Daddy, in worried voice “When will you come back, Grandpa? Will you come back tonight and read me a story?”

Luke, firmly “No. Back ’morrow.”

Daddy, sadly “But I feel sad and I don’t want you to go.”

Luke, gently “Don’t be sad.” Strokes Daddy’s head. “Back ’morrow.”

Daddy, gently “OK, Gramps. I love you.” Gives Luke a hug. “I will try not to be sad but I miss you when you leave, and sometimes tomorrow seems a very long time away.” Leaves a short pause… and then changes mood, with silly, happy voice: “Grandpa?” Gets Luke’s attention and eye contact. “Grandpa, pleeeeease will you stay?”

Luke, giggly “No, I go now.”

Daddy in more silly voice and giggling “Grandpa, pleeeeeeeeeease will you stay?” Then in a calmer voice, “Will I see you tomorrow then Grandpa?”

Luke, giggly “Yes.” They hug.

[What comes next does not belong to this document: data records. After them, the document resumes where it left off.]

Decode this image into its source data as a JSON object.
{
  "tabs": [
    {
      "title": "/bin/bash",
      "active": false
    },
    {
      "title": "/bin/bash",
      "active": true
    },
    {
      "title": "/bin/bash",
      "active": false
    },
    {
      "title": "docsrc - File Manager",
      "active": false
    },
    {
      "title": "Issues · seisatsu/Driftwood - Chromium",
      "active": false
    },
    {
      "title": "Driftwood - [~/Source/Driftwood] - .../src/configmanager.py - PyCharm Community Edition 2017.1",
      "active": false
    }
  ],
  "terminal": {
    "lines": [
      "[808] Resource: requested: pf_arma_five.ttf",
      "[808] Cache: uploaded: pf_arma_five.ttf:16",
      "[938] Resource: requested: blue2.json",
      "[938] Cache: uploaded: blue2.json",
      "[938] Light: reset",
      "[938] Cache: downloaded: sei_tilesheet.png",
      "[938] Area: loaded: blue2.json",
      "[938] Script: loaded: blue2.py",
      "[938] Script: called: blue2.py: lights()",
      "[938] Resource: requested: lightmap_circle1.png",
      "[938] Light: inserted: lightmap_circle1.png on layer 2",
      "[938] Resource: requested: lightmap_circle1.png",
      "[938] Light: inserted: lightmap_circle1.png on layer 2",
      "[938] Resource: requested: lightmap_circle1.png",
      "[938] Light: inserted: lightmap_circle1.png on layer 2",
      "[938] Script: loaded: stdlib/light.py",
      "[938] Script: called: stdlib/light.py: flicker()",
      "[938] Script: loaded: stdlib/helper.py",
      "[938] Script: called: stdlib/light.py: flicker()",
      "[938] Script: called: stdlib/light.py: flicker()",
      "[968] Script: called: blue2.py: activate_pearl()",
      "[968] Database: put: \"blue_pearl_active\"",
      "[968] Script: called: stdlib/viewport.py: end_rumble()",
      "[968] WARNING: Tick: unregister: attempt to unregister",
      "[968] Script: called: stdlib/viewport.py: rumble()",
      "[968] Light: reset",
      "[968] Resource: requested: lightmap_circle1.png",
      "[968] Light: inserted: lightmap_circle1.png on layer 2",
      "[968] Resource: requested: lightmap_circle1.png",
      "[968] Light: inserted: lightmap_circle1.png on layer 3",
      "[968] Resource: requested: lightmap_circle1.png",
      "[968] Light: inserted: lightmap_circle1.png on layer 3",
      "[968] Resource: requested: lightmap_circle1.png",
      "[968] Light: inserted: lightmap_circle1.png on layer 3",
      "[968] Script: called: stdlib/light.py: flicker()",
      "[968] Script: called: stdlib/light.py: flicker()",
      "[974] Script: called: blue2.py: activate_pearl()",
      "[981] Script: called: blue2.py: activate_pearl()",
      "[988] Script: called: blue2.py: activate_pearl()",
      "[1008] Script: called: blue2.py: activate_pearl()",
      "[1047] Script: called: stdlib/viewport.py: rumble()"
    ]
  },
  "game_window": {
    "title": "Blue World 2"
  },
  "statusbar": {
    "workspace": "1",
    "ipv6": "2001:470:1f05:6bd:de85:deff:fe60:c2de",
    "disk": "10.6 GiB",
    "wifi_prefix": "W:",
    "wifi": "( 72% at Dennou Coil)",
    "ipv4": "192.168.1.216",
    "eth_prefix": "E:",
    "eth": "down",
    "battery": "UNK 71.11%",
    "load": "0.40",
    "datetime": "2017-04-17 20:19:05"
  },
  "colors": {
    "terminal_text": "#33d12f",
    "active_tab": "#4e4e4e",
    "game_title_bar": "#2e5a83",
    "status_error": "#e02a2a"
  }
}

Top search
- 6 Ways To Have a Natural Miscarriage
- Foods That Cause Miscarriage
- Losing Weight In A Week With Honey
- Can You Eat Crab Meat During Pregnancy?
- Grape Is Pregnant Women’s Friend
- 4 Kinds Of Fruit That Can Increase Risk Of Miscarriage
- Your Toddler Month by Month : 2–3 Years - Your Toddler’s Brain
- 9-12 Months: Exploring New Tastes - Babies on Special Diets
- 9-12 Months: Exploring New Tastes - Your Baby Gourmet
- Babies a New Life : He’s on the Move! Keep him safe; let him explore (part 2) - Safety in the home Things to be aware of
- Babies a New Life : He’s on the Move! Keep him safe; let him explore (part 1)
- Your Toddler Month by Month : 2–3 Years - Learning through Play (part 2)
- Your Toddler Month by Month : 2–3 Years - Learning through Play (part 1)
- Planning Other Fun Stuff : Hobbies, Socializing & Free Time
- Planning Other Fun Stuff : Family Vacations
- 9-12 Months: Exploring New Tastes - Fun with Finger Foods (part 2)
Top keywords
Miscarriage Pregnant Pregnancy Pregnancy day by day Pregnancy week by week Losing Weight Stress Placenta Makeup Collection
Top 5
- Cinnamon: A natural treatment for Polycystic Ovary Syndrome?
- 5 Tips for Safe Exercise During Pregnancy
- Four Natural Ways Alternative Medicine Can Help You Get Pregnant (part 2)
- Four Natural Ways Alternative Medicine Can Help You Get Pregnant (part 1)
- Is Your Mental Health Causing You to Gain Weight (part 2) - Bipolar Disorder Associated with Weight Gain